Problem to work on: Go through the listing below and repeat it exactly, dropping the pictures.

Input:
__________

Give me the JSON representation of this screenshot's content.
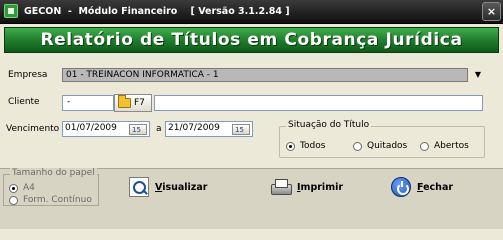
{
  "window": {
    "title": "GECON  -  Módulo Financeiro    [ Versão 3.1.2.84 ]",
    "close_glyph": "×"
  },
  "banner": {
    "title": "Relatório de Títulos em Cobrança Jurídica"
  },
  "form": {
    "empresa_label": "Empresa",
    "empresa_value": "01 - TREINACON INFORMATICA - 1",
    "empresa_chevron": "▼",
    "cliente_label": "Cliente",
    "cliente_code": "-",
    "cliente_lookup_label": "F7",
    "cliente_name": "",
    "vencimento_label": "Vencimento",
    "date_from": "01/07/2009",
    "date_separator": "a",
    "date_to": "21/07/2009",
    "calendar_glyph": "15"
  },
  "situacao": {
    "legend": "Situação do Título",
    "options": [
      {
        "label": "Todos",
        "checked": true
      },
      {
        "label": "Quitados",
        "checked": false
      },
      {
        "label": "Abertos",
        "checked": false
      }
    ]
  },
  "papel": {
    "legend": "Tamanho do papel",
    "options": [
      {
        "label": "A4",
        "checked": true
      },
      {
        "label": "Form. Contínuo",
        "checked": false
      }
    ]
  },
  "actions": {
    "visualizar": {
      "label_first": "V",
      "label_rest": "isualizar",
      "icon": "magnifier-icon"
    },
    "imprimir": {
      "label_first": "I",
      "label_rest": "mprimir",
      "icon": "printer-icon"
    },
    "fechar": {
      "label_first": "F",
      "label_rest": "echar",
      "icon": "power-icon"
    }
  },
  "colors": {
    "banner_green": "#1f7a2b",
    "titlebar_dark": "#1a1a1a",
    "form_bg": "#ece9d8"
  }
}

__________

Output:
Give me the JSON representation of this screenshot's content.
{
  "window": {
    "title": "GECON  -  Módulo Financeiro    [ Versão 3.1.2.84 ]",
    "close_glyph": "×"
  },
  "banner": {
    "title": "Relatório de Títulos em Cobrança Jurídica"
  },
  "form": {
    "empresa_label": "Empresa",
    "empresa_value": "01 - TREINACON INFORMATICA - 1",
    "empresa_chevron": "▼",
    "cliente_label": "Cliente",
    "cliente_code": "-",
    "cliente_lookup_label": "F7",
    "cliente_name": "",
    "vencimento_label": "Vencimento",
    "date_from": "01/07/2009",
    "date_separator": "a",
    "date_to": "21/07/2009",
    "calendar_glyph": "15"
  },
  "situacao": {
    "legend": "Situação do Título",
    "options": [
      {
        "label": "Todos",
        "checked": true
      },
      {
        "label": "Quitados",
        "checked": false
      },
      {
        "label": "Abertos",
        "checked": false
      }
    ]
  },
  "papel": {
    "legend": "Tamanho do papel",
    "options": [
      {
        "label": "A4",
        "checked": true
      },
      {
        "label": "Form. Contínuo",
        "checked": false
      }
    ]
  },
  "actions": {
    "visualizar": {
      "label_first": "V",
      "label_rest": "isualizar",
      "icon": "magnifier-icon"
    },
    "imprimir": {
      "label_first": "I",
      "label_rest": "mprimir",
      "icon": "printer-icon"
    },
    "fechar": {
      "label_first": "F",
      "label_rest": "echar",
      "icon": "power-icon"
    }
  },
  "colors": {
    "banner_green": "#1f7a2b",
    "titlebar_dark": "#1a1a1a",
    "form_bg": "#ece9d8"
  }
}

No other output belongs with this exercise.